Macron defined “fake news” as actual misinformation — not just stuff Trump doesn’t like
The French president has also been the target of fake news websites circulating false stories about him, which surfaced a lot during his presidential campaign against far-right candidate Marine Le Pen. After Macron was elected, he vowed to introduce a law to ban fake news during elections, saying it represented an attack on democracy.
Trump has also been very outspoken about “fake news,” but his definition of the term seems to be whichever stories he doesn’t like. Many of the news stories Trump has labeled fake news come from legitimate outlets like the New York Times, the Washington Post, and CNN. Macron spoke of fighting back against misinformation as fundamental to protecting democracy.
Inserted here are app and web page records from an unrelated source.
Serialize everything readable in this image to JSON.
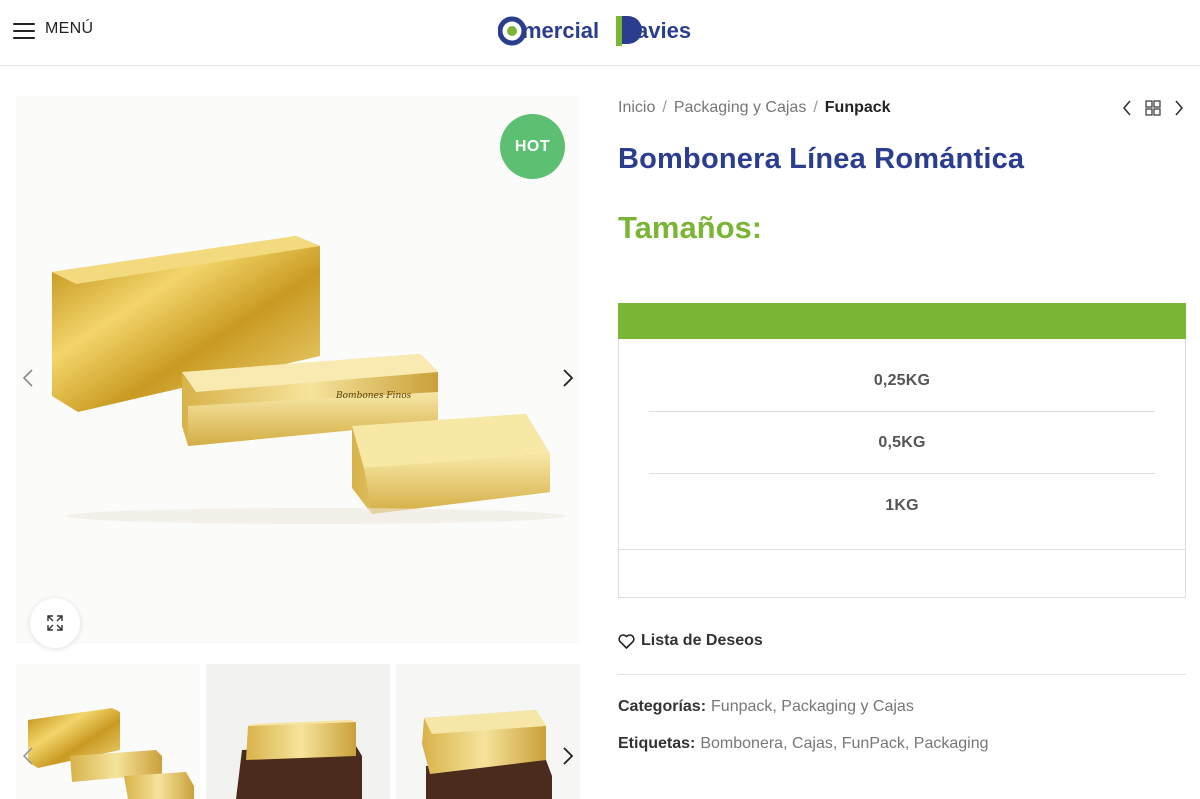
{
  "header": {
    "menu_label": "MENÚ",
    "logo_text_a": "mercial",
    "logo_text_b": "avies"
  },
  "gallery": {
    "badge": "HOT",
    "box_text": "Bombones Finos"
  },
  "breadcrumb": {
    "items": [
      "Inicio",
      "Packaging y Cajas"
    ],
    "current": "Funpack",
    "separator": "/"
  },
  "product": {
    "title": "Bombonera Línea Romántica",
    "sizes_heading": "Tamaños:",
    "sizes": [
      "0,25KG",
      "0,5KG",
      "1KG"
    ]
  },
  "wishlist": {
    "label": "Lista de Deseos"
  },
  "meta": {
    "categories_label": "Categorías:",
    "categories": [
      "Funpack",
      "Packaging y Cajas"
    ],
    "tags_label": "Etiquetas:",
    "tags": [
      "Bombonera",
      "Cajas",
      "FunPack",
      "Packaging"
    ]
  },
  "colors": {
    "brand_blue": "#2b3d8f",
    "brand_green": "#7ab536",
    "badge_green": "#5cbf72",
    "gold": "#d9b43a"
  }
}
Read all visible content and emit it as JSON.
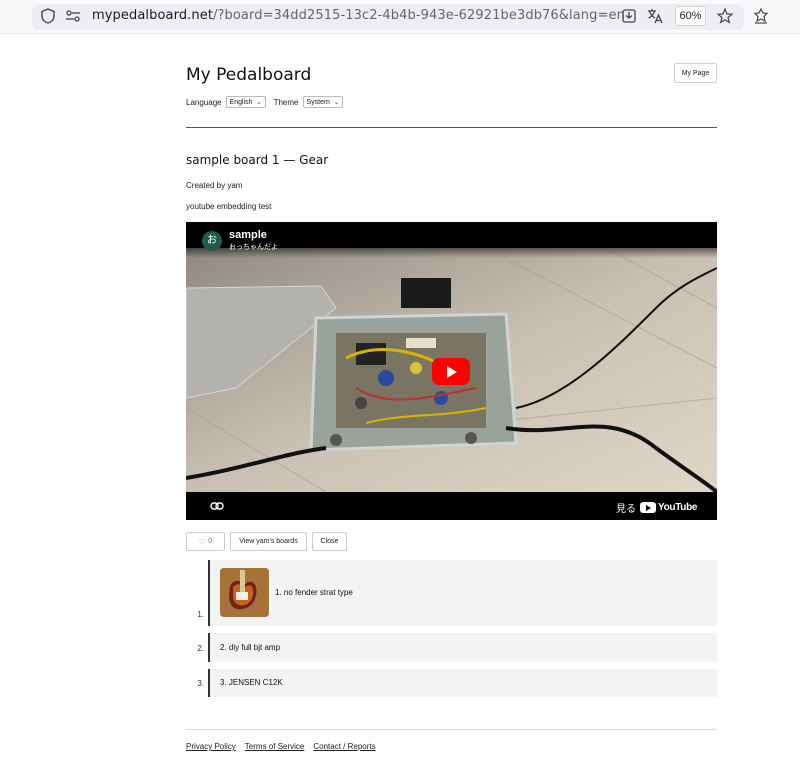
{
  "browser": {
    "url_host": "mypedalboard.net",
    "url_rest": "/?board=34dd2515-13c2-4b4b-943e-62921be3db76&lang=en",
    "zoom": "60%"
  },
  "header": {
    "site_title": "My Pedalboard",
    "my_page_label": "My Page",
    "language_label": "Language",
    "language_value": "English",
    "theme_label": "Theme",
    "theme_value": "System"
  },
  "board": {
    "title": "sample board 1 — Gear",
    "created_by": "Created by yam",
    "description": "youtube embedding test"
  },
  "video": {
    "channel_initial": "お",
    "title": "sample",
    "channel_name": "おっちゃんだよ",
    "watch_on": "見る",
    "youtube_word": "YouTube"
  },
  "actions": {
    "like_count": "0",
    "view_boards_label": "View yam's boards",
    "close_label": "Close"
  },
  "gear": [
    {
      "num": "1.",
      "label": "1. no fender strat type"
    },
    {
      "num": "2.",
      "label": "2. diy full bjt amp"
    },
    {
      "num": "3.",
      "label": "3. JENSEN C12K"
    }
  ],
  "footer": {
    "privacy": "Privacy Policy",
    "terms": "Terms of Service",
    "contact": "Contact / Reports"
  },
  "colors": {
    "accent_like": "#d04b5a",
    "play_red": "#ff0000"
  }
}
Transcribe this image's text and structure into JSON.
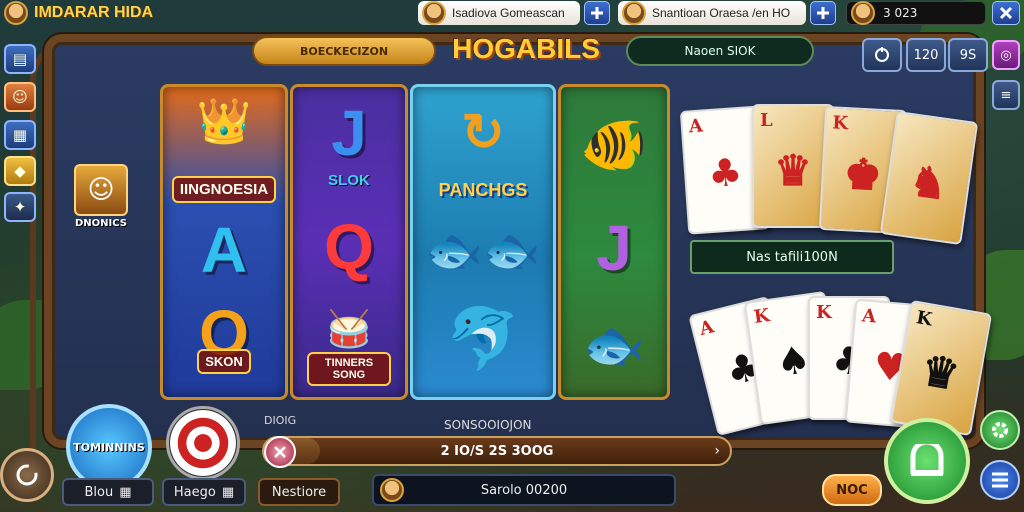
{
  "header": {
    "game_title": "IMDARAR HIDA",
    "player1_name": "Isadiova Gomeascan",
    "player2_name": "Snantioan Oraesa /en HO",
    "coins": "3  023"
  },
  "marquee": {
    "left_banner": "BOECKECIZON",
    "logo": "HOGABILS",
    "right_banner": "Naoen SIOK",
    "stats": [
      "120",
      "9S"
    ]
  },
  "left_badge": {
    "label": "DNONICS"
  },
  "reels": {
    "r1": {
      "banner": "IINGNOESIA",
      "mid": "A",
      "bottom_letter": "O",
      "bottom_label": "SKON"
    },
    "r2": {
      "top": "J",
      "top_label": "SLOK",
      "mid": "Q",
      "bottom_label": "TINNERS SONG"
    },
    "r3": {
      "top_label": "PANCHGS"
    },
    "r4": {
      "mid": "J"
    }
  },
  "cards": {
    "top": [
      {
        "rank": "A",
        "suit": "♣"
      },
      {
        "rank": "L",
        "suit": "♛"
      },
      {
        "rank": "K",
        "suit": "♚"
      },
      {
        "rank": "",
        "suit": "♞"
      }
    ],
    "banner": "Nas tafili100N",
    "bottom": [
      {
        "rank": "A",
        "suit": "♣"
      },
      {
        "rank": "K",
        "suit": "♠"
      },
      {
        "rank": "K",
        "suit": "♣"
      },
      {
        "rank": "A",
        "suit": "♥"
      },
      {
        "rank": "K",
        "suit": "♛"
      }
    ]
  },
  "bottom": {
    "left_round_label": "TOMINNINS",
    "left_box": "Blou",
    "center_box": "Haego",
    "third_box": "Nestiore",
    "left_small": "DIOIG",
    "progress_label": "SONSOOIOJON",
    "progress_text": "2 IO/S 2S 3OOG",
    "progress_fraction": 0.12,
    "balance_text": "Sarolo 00200",
    "action_button": "NOC"
  }
}
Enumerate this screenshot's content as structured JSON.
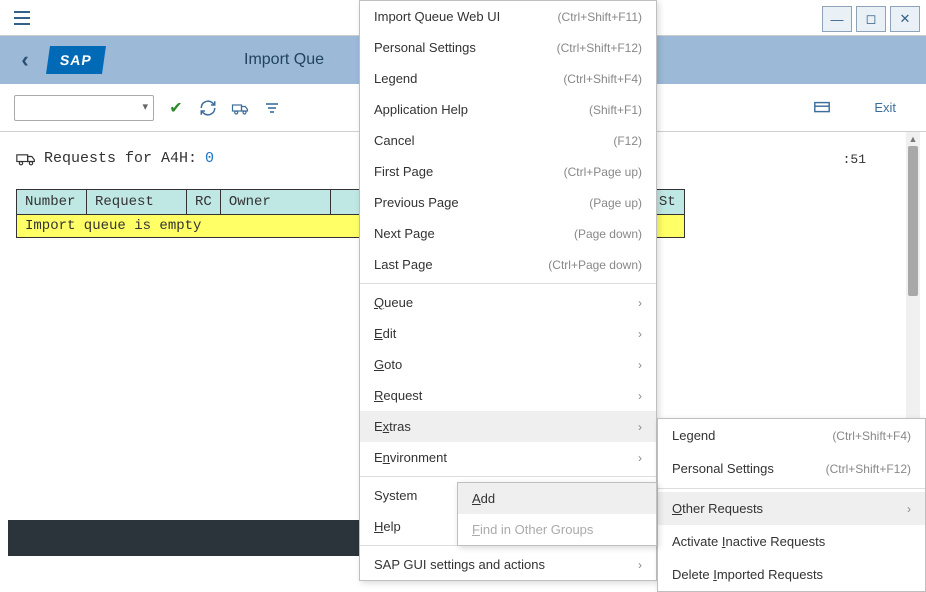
{
  "window": {
    "title": "Import Que"
  },
  "toolbar": {
    "exit_label": "Exit"
  },
  "content": {
    "requests_label_prefix": "Requests for A4H:",
    "requests_count": "0",
    "timestamp_suffix": ":51",
    "empty_message": "Import queue is empty"
  },
  "table": {
    "headers": {
      "number": "Number",
      "request": "Request",
      "rc": "RC",
      "owner": "Owner",
      "st": "St"
    }
  },
  "menu1": [
    {
      "label": "Import Queue Web UI",
      "shortcut": "(Ctrl+Shift+F11)"
    },
    {
      "label": "Personal Settings",
      "shortcut": "(Ctrl+Shift+F12)"
    },
    {
      "label": "Legend",
      "shortcut": "(Ctrl+Shift+F4)"
    },
    {
      "label": "Application Help",
      "shortcut": "(Shift+F1)"
    },
    {
      "label": "Cancel",
      "shortcut": "(F12)"
    },
    {
      "label": "First Page",
      "shortcut": "(Ctrl+Page up)"
    },
    {
      "label": "Previous Page",
      "shortcut": "(Page up)"
    },
    {
      "label": "Next Page",
      "shortcut": "(Page down)"
    },
    {
      "label": "Last Page",
      "shortcut": "(Ctrl+Page down)"
    },
    {
      "label": "Queue",
      "submenu": true,
      "underline": 0
    },
    {
      "label": "Edit",
      "submenu": true,
      "underline": 0
    },
    {
      "label": "Goto",
      "submenu": true,
      "underline": 0
    },
    {
      "label": "Request",
      "submenu": true,
      "underline": 0
    },
    {
      "label": "Extras",
      "submenu": true,
      "underline": 1,
      "hover": true
    },
    {
      "label": "Environment",
      "submenu": true,
      "underline": 1
    },
    {
      "label": "System",
      "submenu": true
    },
    {
      "label": "Help",
      "submenu": true,
      "underline": 0
    },
    {
      "label": "SAP GUI settings and actions",
      "submenu": true
    }
  ],
  "menu2": [
    {
      "label": "Legend",
      "shortcut": "(Ctrl+Shift+F4)"
    },
    {
      "label": "Personal Settings",
      "shortcut": "(Ctrl+Shift+F12)"
    },
    {
      "label": "Other Requests",
      "submenu": true,
      "underline": 0,
      "hover": true
    },
    {
      "label": "Activate Inactive Requests",
      "underline": 9
    },
    {
      "label": "Delete Imported Requests",
      "underline": 7
    }
  ],
  "menu3": [
    {
      "label": "Add",
      "hover": true,
      "underline": 0
    },
    {
      "label": "Find in Other Groups",
      "disabled": true,
      "underline": 0
    }
  ]
}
“To protect our democracies, we have to fight against the ever-growing virus of fake news, which exposes our people to irrational fear and imaginary risk,” he said. He continued:
The speech was a rebuke of Trump’s nationalistic agenda
Macron made clear that he recognizes how Trump’s America First agenda runs deeper than his oppositions to big trade deals. It’s been a moniker for xenophobic, angry, and fearmongering rhetoric that’s pitted white majorities against marginalized communities. It’s inspired Trump’s proposal for a southern border wall, an immigration proposal that would gut the nation’s legal immigration system and the travel ban, stoking fear and anger about immigrants taking American jobs.
Macron delivered a clear rebuke to these policies.
“Anger only freezes and weakens us,” he said, to applause. “And as Roosevelt said, the only thing we have to fear it is fear itself.”
He went on to decry extreme nationalism and isolationism:
It was a message that received overwhelming Democratic support, and a less than tepid response from the Republican side of the aisle.
Macron supported the Iran deal
Macron’s opening statement on Iran received a standing ovation from both sides of the aisle: “As for Iran, our objective is clear. Iran shall never possess any nuclear weapons. Not now. Not in five years. Not in 10 years. Never.”
He then reiterated France’s support for the Joint Comprehensive Plan of Action (JCPOA), more commonly known as the Iran deal, which the Trump administration has repeatedly threatened to break and Republicans have long derided.
Macron said keeping nuclear weapons from Iran should “never lead us to war in the Middle East.” He continued:
And Macron said it with Sen. Tom Cotton (R-AR) — who penned an open letter signed by 46 other Republican senators to Iranian leaders, warning them that Congress or a future president could revoke or alter any agreement reached under the Obama administration — sitting in the front row.
Macron believes in “regulated economies”
Among the biggest breaks with Trump’s agenda was Macron’s stand for “regulated economies.”
Where Trump decries globalization as a force of evil, Macron said the world is “experiencing the positive impact of globalization with innovations, with job creations.” Where the Trump administration and the Republican Congress have gone to great lengths to deregulate industries, from banking to the environment, Macron said the economy needs the “opposite of massive deregulation.”
He said he recognizes the challenges of a rapidly changing world, but his vision for how to address those shifts in the economy is the diametric opposite of the Trump administration’s vision:
The French president may have spent Tuesday praising his strong relationship with Trump, but in his speech before Congress, he made it clear that the two do not see the world the same way.